Interestingly, the pipeline project was born at a time of severe recession for the country and drew support both for the well-paying jobs it created and the promise of more reliable oil prices from home-grown sources.
It is ironic, then, that today the pipeline is facing an early demise even though estimates of proven oil reserves in Alaska continue to grow. The Anchorage Daily News recently published an extensive analysis of the massive investments that are already required to sustain the pipeline in the face of diminished shipments, and the growing concerns that it will soon not be economically feasible to operate the pipeline at all.
We’ve noted this problem in the past: how the health of Alaska’s oil industry impacts the health of all sorts of other industries on which the state’s economy depends. But as concerns mount about the future of the key vehicle for moving oil through the state, you also have to wonder how a weakened or entirely shut pipeline would affect production and exploration.
It’s a chicken-and-egg argument.

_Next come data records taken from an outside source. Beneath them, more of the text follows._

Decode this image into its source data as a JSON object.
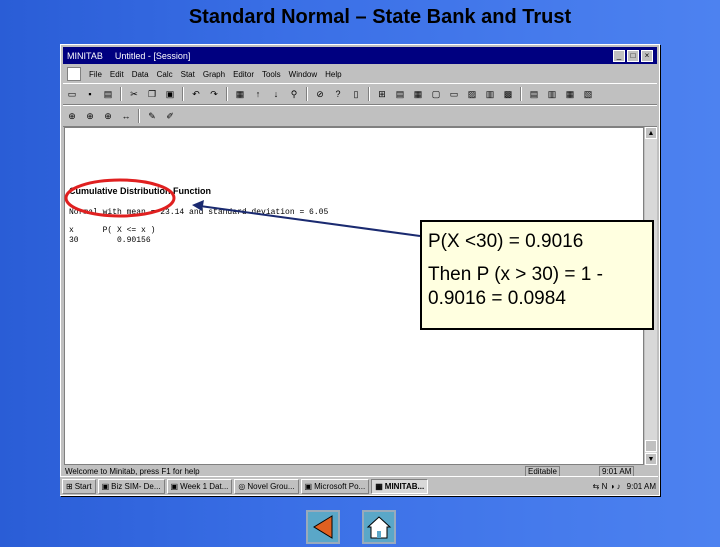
{
  "slide": {
    "title": "Standard Normal – State Bank and Trust",
    "callout": {
      "line1": "P(X <30) = 0.9016",
      "line2": "Then P (x > 30) = 1 - 0.9016 = 0.0984"
    }
  },
  "window": {
    "app_name": "MINITAB",
    "title": "Untitled - [Session]",
    "menu": [
      "File",
      "Edit",
      "Data",
      "Calc",
      "Stat",
      "Graph",
      "Editor",
      "Tools",
      "Window",
      "Help"
    ],
    "session": {
      "heading": "Cumulative Distribution Function",
      "desc": "Normal with mean = 23.14 and standard deviation = 6.05",
      "col_header": "x      P( X <= x )",
      "row": "30        0.90156"
    },
    "status_message": "Welcome to Minitab, press F1 for help",
    "status_mode": "Editable",
    "status_time": "9:01 AM"
  },
  "taskbar": {
    "start": "Start",
    "tasks": [
      "Biz SIM- De...",
      "Week 1 Dat...",
      "Novel Grou...",
      "Microsoft Po...",
      "MINITAB..."
    ],
    "clock": "9:01 AM"
  },
  "colors": {
    "slide_bg": "#3a6fe6",
    "title_bar": "#000080",
    "callout_bg": "#ffffe0",
    "circle": "#e02020"
  },
  "icons": [
    "back-arrow-icon",
    "home-icon"
  ]
}
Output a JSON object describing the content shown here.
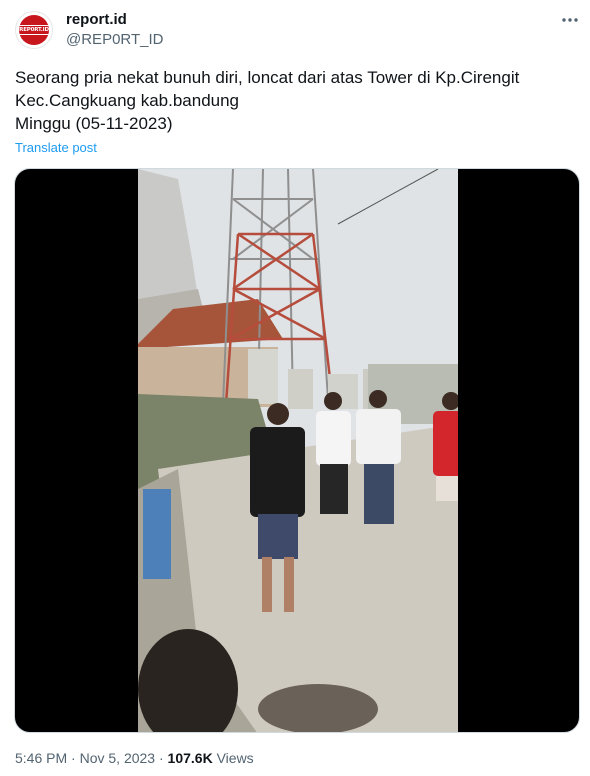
{
  "author": {
    "display_name": "report.id",
    "handle": "@REP0RT_ID",
    "avatar_text": "REP0RT.ID"
  },
  "tweet": {
    "lines": [
      "Seorang pria nekat bunuh diri, loncat dari atas Tower di Kp.Cirengit",
      "Kec.Cangkuang kab.bandung",
      "Minggu (05-11-2023)"
    ],
    "translate_label": "Translate post"
  },
  "meta": {
    "time": "5:46 PM",
    "separator": "·",
    "date": "Nov 5, 2023",
    "views_count": "107.6K",
    "views_label": "Views"
  },
  "icons": {
    "more": "more-horizontal-icon"
  },
  "colors": {
    "link": "#1d9bf0",
    "secondary_text": "#536471",
    "brand_red": "#c8161d"
  }
}
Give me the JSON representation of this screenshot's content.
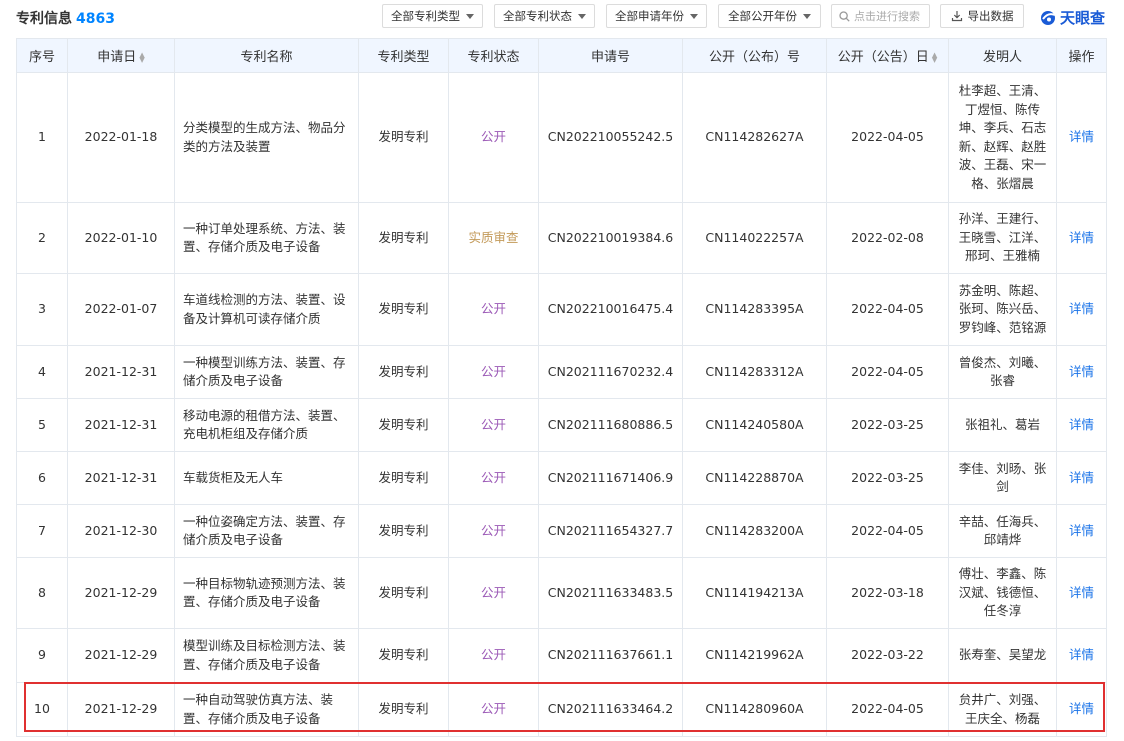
{
  "header": {
    "title": "专利信息",
    "count": "4863",
    "filters": [
      {
        "label": "全部专利类型"
      },
      {
        "label": "全部专利状态"
      },
      {
        "label": "全部申请年份"
      },
      {
        "label": "全部公开年份"
      }
    ],
    "search_placeholder": "点击进行搜索",
    "export_label": "导出数据",
    "logo_text": "天眼查"
  },
  "columns": [
    "序号",
    "申请日",
    "专利名称",
    "专利类型",
    "专利状态",
    "申请号",
    "公开（公布）号",
    "公开（公告）日",
    "发明人",
    "操作"
  ],
  "rows": [
    {
      "no": "1",
      "apply_date": "2022-01-18",
      "name": [
        "分类模型的生成方法、物品分",
        "类的方法及装置"
      ],
      "type": "发明专利",
      "status": "公开",
      "app_no": "CN202210055242.5",
      "pub_no": "CN114282627A",
      "pub_date": "2022-04-05",
      "inventors": [
        "杜李超、王清、",
        "丁煜恒、陈传",
        "坤、李兵、石志",
        "新、赵辉、赵胜",
        "波、王磊、宋一",
        "格、张熠晨"
      ],
      "action": "详情"
    },
    {
      "no": "2",
      "apply_date": "2022-01-10",
      "name": [
        "一种订单处理系统、方法、装",
        "置、存储介质及电子设备"
      ],
      "type": "发明专利",
      "status": "实质审查",
      "app_no": "CN202210019384.6",
      "pub_no": "CN114022257A",
      "pub_date": "2022-02-08",
      "inventors": [
        "孙洋、王建行、",
        "王晓雪、江洋、",
        "邢珂、王雅楠"
      ],
      "action": "详情"
    },
    {
      "no": "3",
      "apply_date": "2022-01-07",
      "name": [
        "车道线检测的方法、装置、设",
        "备及计算机可读存储介质"
      ],
      "type": "发明专利",
      "status": "公开",
      "app_no": "CN202210016475.4",
      "pub_no": "CN114283395A",
      "pub_date": "2022-04-05",
      "inventors": [
        "苏金明、陈超、",
        "张珂、陈兴岳、",
        "罗钧峰、范铭源"
      ],
      "action": "详情"
    },
    {
      "no": "4",
      "apply_date": "2021-12-31",
      "name": [
        "一种模型训练方法、装置、存",
        "储介质及电子设备"
      ],
      "type": "发明专利",
      "status": "公开",
      "app_no": "CN202111670232.4",
      "pub_no": "CN114283312A",
      "pub_date": "2022-04-05",
      "inventors": [
        "曾俊杰、刘曦、",
        "张睿"
      ],
      "action": "详情"
    },
    {
      "no": "5",
      "apply_date": "2021-12-31",
      "name": [
        "移动电源的租借方法、装置、",
        "充电机柜组及存储介质"
      ],
      "type": "发明专利",
      "status": "公开",
      "app_no": "CN202111680886.5",
      "pub_no": "CN114240580A",
      "pub_date": "2022-03-25",
      "inventors": [
        "张祖礼、葛岩"
      ],
      "action": "详情"
    },
    {
      "no": "6",
      "apply_date": "2021-12-31",
      "name": [
        "车载货柜及无人车"
      ],
      "type": "发明专利",
      "status": "公开",
      "app_no": "CN202111671406.9",
      "pub_no": "CN114228870A",
      "pub_date": "2022-03-25",
      "inventors": [
        "李佳、刘旸、张",
        "剑"
      ],
      "action": "详情"
    },
    {
      "no": "7",
      "apply_date": "2021-12-30",
      "name": [
        "一种位姿确定方法、装置、存",
        "储介质及电子设备"
      ],
      "type": "发明专利",
      "status": "公开",
      "app_no": "CN202111654327.7",
      "pub_no": "CN114283200A",
      "pub_date": "2022-04-05",
      "inventors": [
        "辛喆、任海兵、",
        "邱靖烨"
      ],
      "action": "详情"
    },
    {
      "no": "8",
      "apply_date": "2021-12-29",
      "name": [
        "一种目标物轨迹预测方法、装",
        "置、存储介质及电子设备"
      ],
      "type": "发明专利",
      "status": "公开",
      "app_no": "CN202111633483.5",
      "pub_no": "CN114194213A",
      "pub_date": "2022-03-18",
      "inventors": [
        "傅壮、李鑫、陈",
        "汉斌、钱德恒、",
        "任冬淳"
      ],
      "action": "详情"
    },
    {
      "no": "9",
      "apply_date": "2021-12-29",
      "name": [
        "模型训练及目标检测方法、装",
        "置、存储介质及电子设备"
      ],
      "type": "发明专利",
      "status": "公开",
      "app_no": "CN202111637661.1",
      "pub_no": "CN114219962A",
      "pub_date": "2022-03-22",
      "inventors": [
        "张寿奎、吴望龙"
      ],
      "action": "详情"
    },
    {
      "no": "10",
      "apply_date": "2021-12-29",
      "name": [
        "一种自动驾驶仿真方法、装",
        "置、存储介质及电子设备"
      ],
      "type": "发明专利",
      "status": "公开",
      "app_no": "CN202111633464.2",
      "pub_no": "CN114280960A",
      "pub_date": "2022-04-05",
      "inventors": [
        "贠井广、刘强、",
        "王庆全、杨磊"
      ],
      "action": "详情"
    }
  ],
  "colors": {
    "accent": "#0084ff",
    "status_public": "#9b59b6",
    "status_exam": "#c39a5a",
    "link": "#1a73e8",
    "highlight": "#e03030",
    "header_bg": "#f0f6ff"
  }
}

The Trans-Alaska Pipeline was built because the demand existed to transport large volumes of oil. But if the pipeline were to go away, would producers have any incentive to stay, let alone, expand in Alaska? Political climates, of course, change with the seasons, but you can’t always patiently wait for a new, more welcoming climate, to blow in. As the saying goes, you must use it or lose it.
There have been some recent victories allowing responsible drilling in Alaska, but there are many more unresolved disputes that are critical to maintaining throughput on the pipeline, and in turn ensuring that Alaska’s oil infrastructure that was installed with great effort just a generation ago, remains intact.